"I happened to call the shelter one night because the power had gone out and I had been struggling trying to keep the electricity on … I didn’t want the kids to be in the dark."

Olivia said with only a quarter-tank of gas, she drove around with her children until she eventually found the shelter.

"I went in and talked to Pastor Clara Lett … she had beds available and told us we could stay there. I only needed it for the night. And it turned out that I needed to go back to her because I was paying the electric bill, but I was struggling."

Olivia said while staying at the shelter she worked with Georgia Legal Services, which assists  Garden of Gethsemane residents, to obtain a divorce and gain full custody of her children. She and her family now live in affordable housing and are going to family therapy and counseling. She regularly volunteers at the shelter, because, she said, "It’s my way of helping me heal.

"I got my life back because of the shelter. I had nowhere else to go,’’ she said.

Olivia hopes that other battered women can take heart from her story.

"There is hope,’’ she said. "So many people are afraid to call 911 for the fear that their kids will be taken, because I had that fear, because they are witnessing violence. But no, take control of it, walk away. Less people will get hurt."

Lett said there are many success stories about people who have turned their lives around after staying at the shelter.

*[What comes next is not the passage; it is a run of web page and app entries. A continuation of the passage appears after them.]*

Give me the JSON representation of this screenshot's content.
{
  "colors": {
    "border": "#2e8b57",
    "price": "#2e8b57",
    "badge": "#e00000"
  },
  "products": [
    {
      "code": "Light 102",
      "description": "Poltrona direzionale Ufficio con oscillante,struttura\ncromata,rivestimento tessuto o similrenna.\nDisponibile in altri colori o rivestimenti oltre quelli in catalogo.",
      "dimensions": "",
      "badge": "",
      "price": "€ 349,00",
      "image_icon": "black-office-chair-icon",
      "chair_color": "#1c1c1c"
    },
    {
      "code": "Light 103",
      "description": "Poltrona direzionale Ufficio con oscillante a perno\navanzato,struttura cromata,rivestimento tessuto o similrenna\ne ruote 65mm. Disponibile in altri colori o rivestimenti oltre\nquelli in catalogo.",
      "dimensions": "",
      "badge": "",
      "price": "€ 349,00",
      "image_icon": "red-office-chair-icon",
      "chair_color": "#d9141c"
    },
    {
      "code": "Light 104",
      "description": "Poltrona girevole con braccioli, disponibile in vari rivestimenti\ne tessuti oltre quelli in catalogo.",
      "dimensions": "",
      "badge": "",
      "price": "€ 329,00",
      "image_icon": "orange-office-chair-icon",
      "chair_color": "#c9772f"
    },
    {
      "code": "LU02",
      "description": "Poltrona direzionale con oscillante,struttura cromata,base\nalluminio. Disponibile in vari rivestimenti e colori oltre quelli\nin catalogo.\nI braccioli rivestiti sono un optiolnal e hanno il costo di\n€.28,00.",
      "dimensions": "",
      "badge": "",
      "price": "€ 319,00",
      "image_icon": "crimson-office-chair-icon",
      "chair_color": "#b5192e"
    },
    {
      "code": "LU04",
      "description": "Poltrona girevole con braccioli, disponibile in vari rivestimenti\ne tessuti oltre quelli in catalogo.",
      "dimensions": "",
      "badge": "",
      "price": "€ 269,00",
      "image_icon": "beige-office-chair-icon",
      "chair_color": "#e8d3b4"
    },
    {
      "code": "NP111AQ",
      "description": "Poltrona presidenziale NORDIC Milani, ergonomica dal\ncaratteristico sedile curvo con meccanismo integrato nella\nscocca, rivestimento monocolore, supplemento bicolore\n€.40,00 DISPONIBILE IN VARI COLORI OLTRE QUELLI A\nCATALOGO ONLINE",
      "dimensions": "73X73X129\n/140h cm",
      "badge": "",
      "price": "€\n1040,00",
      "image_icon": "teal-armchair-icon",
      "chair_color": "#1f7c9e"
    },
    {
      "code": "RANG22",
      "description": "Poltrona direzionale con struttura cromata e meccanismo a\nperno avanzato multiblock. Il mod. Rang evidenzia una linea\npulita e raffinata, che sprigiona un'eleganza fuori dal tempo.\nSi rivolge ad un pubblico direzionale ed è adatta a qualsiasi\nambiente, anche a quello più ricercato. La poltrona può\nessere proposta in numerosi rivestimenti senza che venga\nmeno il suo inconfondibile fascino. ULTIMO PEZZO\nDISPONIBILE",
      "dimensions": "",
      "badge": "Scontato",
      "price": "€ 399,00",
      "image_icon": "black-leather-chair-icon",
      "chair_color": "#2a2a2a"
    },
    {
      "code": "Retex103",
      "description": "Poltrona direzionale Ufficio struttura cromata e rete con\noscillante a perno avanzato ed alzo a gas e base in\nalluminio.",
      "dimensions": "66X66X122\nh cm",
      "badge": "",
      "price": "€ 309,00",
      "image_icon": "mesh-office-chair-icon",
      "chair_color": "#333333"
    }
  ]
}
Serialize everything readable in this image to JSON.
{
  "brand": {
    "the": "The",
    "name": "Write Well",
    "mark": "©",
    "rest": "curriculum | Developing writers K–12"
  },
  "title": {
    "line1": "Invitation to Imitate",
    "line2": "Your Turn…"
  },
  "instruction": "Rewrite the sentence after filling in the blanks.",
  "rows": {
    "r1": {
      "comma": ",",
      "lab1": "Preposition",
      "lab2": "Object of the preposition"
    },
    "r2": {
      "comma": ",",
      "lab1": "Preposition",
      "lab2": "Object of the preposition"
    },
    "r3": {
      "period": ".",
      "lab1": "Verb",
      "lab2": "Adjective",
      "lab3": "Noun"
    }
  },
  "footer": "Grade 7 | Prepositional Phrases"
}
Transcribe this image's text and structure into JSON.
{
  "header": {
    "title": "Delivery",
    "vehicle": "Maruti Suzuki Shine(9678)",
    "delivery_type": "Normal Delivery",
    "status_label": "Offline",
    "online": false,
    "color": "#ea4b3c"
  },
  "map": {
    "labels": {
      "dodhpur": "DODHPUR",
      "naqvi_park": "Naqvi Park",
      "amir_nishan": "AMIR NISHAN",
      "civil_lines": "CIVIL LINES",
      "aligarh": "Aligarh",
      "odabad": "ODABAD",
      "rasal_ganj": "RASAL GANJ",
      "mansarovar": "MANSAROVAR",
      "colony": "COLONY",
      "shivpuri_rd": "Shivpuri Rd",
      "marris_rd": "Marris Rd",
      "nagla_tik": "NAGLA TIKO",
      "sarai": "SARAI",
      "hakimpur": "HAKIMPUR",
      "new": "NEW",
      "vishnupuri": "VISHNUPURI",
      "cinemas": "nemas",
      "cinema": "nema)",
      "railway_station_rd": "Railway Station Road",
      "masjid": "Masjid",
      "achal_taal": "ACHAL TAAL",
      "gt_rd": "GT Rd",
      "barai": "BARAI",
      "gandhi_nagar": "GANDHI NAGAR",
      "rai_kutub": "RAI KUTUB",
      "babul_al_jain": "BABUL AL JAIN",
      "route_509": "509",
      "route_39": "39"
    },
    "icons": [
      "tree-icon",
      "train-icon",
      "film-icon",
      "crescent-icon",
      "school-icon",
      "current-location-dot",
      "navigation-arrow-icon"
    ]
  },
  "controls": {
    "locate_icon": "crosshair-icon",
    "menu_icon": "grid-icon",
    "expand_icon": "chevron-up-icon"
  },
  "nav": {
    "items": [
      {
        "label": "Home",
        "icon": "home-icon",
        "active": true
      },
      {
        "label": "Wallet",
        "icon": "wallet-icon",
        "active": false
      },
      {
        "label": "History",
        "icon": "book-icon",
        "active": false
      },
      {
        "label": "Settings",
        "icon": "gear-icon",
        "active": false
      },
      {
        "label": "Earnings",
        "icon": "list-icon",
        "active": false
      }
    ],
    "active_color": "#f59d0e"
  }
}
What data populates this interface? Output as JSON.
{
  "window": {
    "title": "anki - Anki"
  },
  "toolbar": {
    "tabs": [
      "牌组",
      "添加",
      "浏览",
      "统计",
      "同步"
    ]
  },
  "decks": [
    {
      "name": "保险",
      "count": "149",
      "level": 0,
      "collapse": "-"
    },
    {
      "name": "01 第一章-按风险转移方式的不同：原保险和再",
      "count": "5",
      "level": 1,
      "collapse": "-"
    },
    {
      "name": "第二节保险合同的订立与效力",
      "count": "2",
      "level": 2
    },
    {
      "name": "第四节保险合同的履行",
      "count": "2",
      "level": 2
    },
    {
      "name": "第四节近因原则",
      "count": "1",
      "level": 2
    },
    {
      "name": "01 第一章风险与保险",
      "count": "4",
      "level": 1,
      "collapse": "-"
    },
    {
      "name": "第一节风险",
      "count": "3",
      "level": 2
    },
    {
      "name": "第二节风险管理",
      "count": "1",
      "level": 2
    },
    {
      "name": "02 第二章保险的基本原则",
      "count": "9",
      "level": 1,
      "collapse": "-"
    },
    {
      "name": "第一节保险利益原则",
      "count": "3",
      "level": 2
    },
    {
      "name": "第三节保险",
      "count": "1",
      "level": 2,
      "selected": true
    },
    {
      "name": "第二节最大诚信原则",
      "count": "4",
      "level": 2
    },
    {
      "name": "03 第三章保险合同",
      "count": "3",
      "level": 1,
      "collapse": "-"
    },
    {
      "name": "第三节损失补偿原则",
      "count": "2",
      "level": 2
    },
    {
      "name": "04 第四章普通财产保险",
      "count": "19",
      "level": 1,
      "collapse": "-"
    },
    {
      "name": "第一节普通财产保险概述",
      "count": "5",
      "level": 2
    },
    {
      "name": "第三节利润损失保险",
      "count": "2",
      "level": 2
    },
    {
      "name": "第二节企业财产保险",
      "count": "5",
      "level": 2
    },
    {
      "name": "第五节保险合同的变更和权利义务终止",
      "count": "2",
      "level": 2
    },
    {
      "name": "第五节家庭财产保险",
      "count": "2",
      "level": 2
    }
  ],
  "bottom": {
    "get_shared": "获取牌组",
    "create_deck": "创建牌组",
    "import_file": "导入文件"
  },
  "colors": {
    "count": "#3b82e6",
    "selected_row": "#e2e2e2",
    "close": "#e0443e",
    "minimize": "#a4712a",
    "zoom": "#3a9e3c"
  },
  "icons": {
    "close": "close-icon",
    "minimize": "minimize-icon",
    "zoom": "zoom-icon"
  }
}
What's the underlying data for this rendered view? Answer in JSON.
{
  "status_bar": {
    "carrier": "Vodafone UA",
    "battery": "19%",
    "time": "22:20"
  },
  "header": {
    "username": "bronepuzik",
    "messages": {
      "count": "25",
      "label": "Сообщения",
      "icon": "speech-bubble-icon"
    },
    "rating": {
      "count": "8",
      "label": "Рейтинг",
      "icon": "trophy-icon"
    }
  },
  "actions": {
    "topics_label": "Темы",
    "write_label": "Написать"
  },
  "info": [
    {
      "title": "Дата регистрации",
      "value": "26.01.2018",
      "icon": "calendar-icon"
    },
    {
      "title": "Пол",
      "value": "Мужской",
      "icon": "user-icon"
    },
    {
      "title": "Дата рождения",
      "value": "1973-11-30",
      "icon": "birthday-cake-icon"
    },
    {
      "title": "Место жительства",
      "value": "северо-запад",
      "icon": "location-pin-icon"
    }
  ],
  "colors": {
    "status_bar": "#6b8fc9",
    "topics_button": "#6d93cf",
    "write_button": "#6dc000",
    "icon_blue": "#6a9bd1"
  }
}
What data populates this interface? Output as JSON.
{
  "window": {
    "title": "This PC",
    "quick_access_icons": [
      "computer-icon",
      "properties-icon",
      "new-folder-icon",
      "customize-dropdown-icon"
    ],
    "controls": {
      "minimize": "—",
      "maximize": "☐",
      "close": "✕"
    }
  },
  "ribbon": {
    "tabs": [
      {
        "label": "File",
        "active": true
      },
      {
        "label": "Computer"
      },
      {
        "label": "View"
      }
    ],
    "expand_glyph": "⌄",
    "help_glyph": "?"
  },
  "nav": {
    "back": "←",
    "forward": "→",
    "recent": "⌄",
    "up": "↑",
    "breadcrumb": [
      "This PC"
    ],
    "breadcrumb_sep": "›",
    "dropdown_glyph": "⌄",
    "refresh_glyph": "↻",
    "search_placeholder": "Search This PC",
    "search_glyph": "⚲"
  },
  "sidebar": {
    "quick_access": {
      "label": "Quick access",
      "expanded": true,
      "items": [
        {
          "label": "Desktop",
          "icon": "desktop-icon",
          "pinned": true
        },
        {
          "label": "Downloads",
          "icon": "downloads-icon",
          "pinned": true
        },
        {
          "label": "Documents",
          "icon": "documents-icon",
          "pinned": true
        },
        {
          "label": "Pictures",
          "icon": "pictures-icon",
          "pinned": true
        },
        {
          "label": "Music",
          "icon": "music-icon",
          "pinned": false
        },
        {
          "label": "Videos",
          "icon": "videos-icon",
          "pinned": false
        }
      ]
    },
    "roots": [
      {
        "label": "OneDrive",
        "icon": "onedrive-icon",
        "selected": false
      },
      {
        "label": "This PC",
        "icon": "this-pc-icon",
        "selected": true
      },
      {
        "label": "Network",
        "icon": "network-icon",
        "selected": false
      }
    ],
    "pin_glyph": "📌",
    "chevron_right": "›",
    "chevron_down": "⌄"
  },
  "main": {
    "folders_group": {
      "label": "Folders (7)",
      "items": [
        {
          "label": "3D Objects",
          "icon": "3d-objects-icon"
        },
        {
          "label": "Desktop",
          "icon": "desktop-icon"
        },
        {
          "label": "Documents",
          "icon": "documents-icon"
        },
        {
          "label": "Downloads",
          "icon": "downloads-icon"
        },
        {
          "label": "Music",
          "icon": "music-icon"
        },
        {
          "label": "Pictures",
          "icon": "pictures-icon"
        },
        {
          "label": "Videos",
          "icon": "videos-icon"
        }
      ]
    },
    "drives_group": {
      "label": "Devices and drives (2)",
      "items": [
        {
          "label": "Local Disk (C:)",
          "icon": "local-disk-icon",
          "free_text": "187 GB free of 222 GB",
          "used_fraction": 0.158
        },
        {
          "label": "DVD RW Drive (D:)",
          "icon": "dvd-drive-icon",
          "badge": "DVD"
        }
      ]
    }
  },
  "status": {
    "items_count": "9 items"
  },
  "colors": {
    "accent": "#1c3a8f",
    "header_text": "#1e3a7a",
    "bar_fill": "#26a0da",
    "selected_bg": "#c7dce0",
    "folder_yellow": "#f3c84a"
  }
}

She said, "People think all homeless shelters are bad, but that’s not so."